Those workshops also provided a rare moment when I heard the right comment from the right person at the right time. This brought about a major shift in my perspective of painting. Del Deo urged me not to draw with the paint, but to paint with the paint. Sounds simple; but, that advice took six months to sink in. It meant that I had to free myself from the proven, safe, generically realistic style that I had been hiding behind and strike out on my own.
In 1989, my husband, writer Hugh Aaron and I moved to Maine. After gentle, soft, and small Cape Cod, the tremendous drama and power of the vast Maine landscape was all around me. Having rediscovered the strength and intense color possible with oil paint, I was ready to break loose. I wanted to paint this powerful land, its heaving rocks beneath the surface, the rush of wind over land, sea, and sky, the warmth and life in this earth.
Over the years, I have looked at the work of other painters for guidance and inspiration. At the top of my list is Vincent VanGogh. In his letters to his brother, Theo, he expressed sentiments about painting that I myself feel and that I continuously struggle to apply. Excerpts are posted on the walls of my studio, to redirect me during my occasional lapses into the old timid ways. These words to Theo are reminders of what is important to me and why I'm in the studio: "…paint things as you feel them, not as they are.", "…let your personality be so powerful as to stand irregardless of the age in which you paint.", "…leave something of yourself behind…", "…brilliant color, well-arranged, resplendent…", "determine the purpose for a painting and have all go toward it.", "…work must have a vitality and reason for being all its own that will override any variations in the 'truth'."

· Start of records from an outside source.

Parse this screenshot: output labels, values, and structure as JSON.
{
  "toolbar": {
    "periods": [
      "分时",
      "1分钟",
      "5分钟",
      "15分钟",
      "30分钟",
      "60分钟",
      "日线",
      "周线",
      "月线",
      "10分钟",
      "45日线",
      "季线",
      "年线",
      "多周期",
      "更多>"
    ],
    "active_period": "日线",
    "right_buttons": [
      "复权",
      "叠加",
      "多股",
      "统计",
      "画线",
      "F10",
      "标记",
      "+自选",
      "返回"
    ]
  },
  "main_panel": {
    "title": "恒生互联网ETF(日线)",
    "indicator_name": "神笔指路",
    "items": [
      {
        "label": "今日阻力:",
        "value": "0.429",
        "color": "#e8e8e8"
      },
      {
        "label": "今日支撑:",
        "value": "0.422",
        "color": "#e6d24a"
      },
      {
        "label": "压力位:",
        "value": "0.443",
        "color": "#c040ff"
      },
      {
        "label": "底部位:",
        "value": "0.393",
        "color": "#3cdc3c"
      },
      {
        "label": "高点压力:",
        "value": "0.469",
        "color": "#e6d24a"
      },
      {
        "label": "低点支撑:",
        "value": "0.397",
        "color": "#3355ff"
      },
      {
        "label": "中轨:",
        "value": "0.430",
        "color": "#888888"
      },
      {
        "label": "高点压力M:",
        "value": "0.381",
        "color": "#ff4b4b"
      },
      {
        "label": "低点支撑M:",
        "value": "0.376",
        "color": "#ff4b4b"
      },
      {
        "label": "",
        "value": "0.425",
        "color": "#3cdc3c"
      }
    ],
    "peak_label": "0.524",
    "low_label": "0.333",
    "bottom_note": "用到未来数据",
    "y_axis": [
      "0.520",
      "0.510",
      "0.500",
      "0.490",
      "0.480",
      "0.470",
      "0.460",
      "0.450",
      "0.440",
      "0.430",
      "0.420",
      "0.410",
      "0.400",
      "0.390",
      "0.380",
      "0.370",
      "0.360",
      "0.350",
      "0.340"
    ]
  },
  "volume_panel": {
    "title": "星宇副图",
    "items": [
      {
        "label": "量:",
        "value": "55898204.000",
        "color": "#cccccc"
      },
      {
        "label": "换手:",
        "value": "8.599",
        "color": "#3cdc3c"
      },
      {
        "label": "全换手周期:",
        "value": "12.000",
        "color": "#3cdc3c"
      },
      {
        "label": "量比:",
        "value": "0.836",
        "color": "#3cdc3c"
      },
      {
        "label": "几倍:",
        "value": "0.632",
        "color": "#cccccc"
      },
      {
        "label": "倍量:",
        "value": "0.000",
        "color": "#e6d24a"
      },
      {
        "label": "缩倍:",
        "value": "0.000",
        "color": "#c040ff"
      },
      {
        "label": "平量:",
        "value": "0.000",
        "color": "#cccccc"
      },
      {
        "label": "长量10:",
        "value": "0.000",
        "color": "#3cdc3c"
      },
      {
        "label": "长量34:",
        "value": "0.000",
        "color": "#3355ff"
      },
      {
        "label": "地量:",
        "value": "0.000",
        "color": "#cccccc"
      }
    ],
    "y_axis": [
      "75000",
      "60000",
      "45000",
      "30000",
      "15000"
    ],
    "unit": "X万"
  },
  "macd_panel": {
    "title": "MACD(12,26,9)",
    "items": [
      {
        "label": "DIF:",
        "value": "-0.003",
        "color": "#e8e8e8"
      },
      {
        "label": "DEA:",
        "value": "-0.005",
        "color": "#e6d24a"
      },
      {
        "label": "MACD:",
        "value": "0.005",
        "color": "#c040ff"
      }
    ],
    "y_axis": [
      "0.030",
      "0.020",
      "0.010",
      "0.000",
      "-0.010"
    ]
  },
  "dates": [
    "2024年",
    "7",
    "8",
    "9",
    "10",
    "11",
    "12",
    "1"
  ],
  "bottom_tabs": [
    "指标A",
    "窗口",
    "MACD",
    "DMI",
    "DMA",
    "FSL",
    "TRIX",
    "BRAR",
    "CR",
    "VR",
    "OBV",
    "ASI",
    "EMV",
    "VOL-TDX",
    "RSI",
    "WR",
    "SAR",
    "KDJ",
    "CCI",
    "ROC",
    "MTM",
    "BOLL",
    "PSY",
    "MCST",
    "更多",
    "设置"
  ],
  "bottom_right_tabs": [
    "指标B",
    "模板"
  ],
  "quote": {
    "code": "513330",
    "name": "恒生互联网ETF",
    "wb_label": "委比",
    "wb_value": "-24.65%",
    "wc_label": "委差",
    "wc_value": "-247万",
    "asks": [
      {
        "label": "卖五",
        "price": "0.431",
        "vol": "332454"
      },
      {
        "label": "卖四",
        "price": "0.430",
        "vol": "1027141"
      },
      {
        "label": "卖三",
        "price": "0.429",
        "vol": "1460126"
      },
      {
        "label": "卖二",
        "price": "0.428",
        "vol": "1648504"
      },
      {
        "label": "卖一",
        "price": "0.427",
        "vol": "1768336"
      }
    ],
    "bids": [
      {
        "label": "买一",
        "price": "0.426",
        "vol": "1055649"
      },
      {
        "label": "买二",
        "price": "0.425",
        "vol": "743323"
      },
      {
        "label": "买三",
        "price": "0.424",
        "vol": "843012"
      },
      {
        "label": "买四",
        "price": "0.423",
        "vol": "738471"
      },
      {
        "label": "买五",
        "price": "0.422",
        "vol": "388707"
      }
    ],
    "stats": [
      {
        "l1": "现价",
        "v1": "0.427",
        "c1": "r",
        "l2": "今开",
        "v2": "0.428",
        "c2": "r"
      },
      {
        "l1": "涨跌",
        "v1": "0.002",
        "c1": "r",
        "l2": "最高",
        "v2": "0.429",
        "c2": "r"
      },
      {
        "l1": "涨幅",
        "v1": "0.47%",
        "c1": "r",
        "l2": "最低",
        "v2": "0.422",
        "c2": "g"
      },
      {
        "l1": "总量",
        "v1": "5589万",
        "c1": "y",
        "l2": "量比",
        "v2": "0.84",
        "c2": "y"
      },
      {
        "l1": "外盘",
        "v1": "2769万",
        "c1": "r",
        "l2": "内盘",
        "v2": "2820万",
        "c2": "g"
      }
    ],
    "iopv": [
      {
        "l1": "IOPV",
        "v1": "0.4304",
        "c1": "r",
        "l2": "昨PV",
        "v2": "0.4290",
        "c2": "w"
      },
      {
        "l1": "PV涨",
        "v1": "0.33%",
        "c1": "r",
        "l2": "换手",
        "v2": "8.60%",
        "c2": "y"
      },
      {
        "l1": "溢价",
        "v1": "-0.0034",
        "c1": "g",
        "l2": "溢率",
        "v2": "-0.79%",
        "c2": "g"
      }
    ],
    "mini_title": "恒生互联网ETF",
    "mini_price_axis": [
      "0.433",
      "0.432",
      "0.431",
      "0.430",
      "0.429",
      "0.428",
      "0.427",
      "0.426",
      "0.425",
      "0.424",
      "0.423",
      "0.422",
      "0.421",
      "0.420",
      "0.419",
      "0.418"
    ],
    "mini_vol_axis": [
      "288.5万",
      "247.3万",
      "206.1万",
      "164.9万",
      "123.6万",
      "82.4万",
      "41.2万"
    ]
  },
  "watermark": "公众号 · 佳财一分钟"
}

Having always loved drawing and painting from the human figure, I have occasionally painted a portrait as a change of pace between landscapes. Indeed, I view a portrait as simply a different kind of landscape. Currently I've been working on mini portraits on 8" x 8" panels - oddly enough, the smallest surfaces I've ever painted. These include faces inspired by 19th century opera characters. In their stage make-up, they become everything from fools to devils. Working as wildly as the images I portray, painting is exciting all over again. After a dozen or so such portraits, I'm planning to start some large portrait canvases. That's a great signal that another spring has begun both here in Maine and in my studio.
Now, at 51, I can look back on more than twelve years of dedicated painting. I hope you enjoy seeing a small sample of that work on this web site.
A photographer captures a moment. To me, the art of photography is in the photographer's ability to capture an exquisite moment and present it to us in such a way as to transform the commonplace into a revelation. The photographer may use techniques of selection, point of view, focus, tint, etc., and make intellectual and intuitive decisions about the unique presentation of the components that the camera has captured and that already exist on film.
A painter creates a moment. Facing the blank surface, a painter must be willing and able to unleash his feelings and emotional responses. Of course, we learn the chemistry and techniques of painting, but that knowledge serves only as background for the creation of very personal translations of our world. (It sometimes seems that the more personal the artist's response, the more universally it is felt.) The painter who produces faithful renderings has come only part way and has given us only a taste of skill. Such paintings give neither deep satisfaction, nor long lasting pleasure. To me, a valuable painting is one in which the painter has been a conduit, allowing an idea or vision to filter mysteriously through his unconscious, through his body, arm and hand, to come out onto that blank surface as an exciting, surprising and inexplicable translation. The viewer may be shocked, satisfied, delighted or disturbed, but definitely affected at a gut level. A great painting is one that can be lived with for years, always revealing something new and rich to the eye. It can take a long time for the painter, himself, to fully see and understand what he has created.
To "deconstruct" a painting in order to verbally support or destroy it, or to provide an ability to "teach" how these small miracles were achieved can be an intellectually stimulating game. But, in the end, the value of a work of art remains its unspoken and unexplained ability to touch us emotionally and irrationally. And in surprising ways, to reveal to us something of ourselves which has been undiscovered or dormant.
© 2011 Ann Stein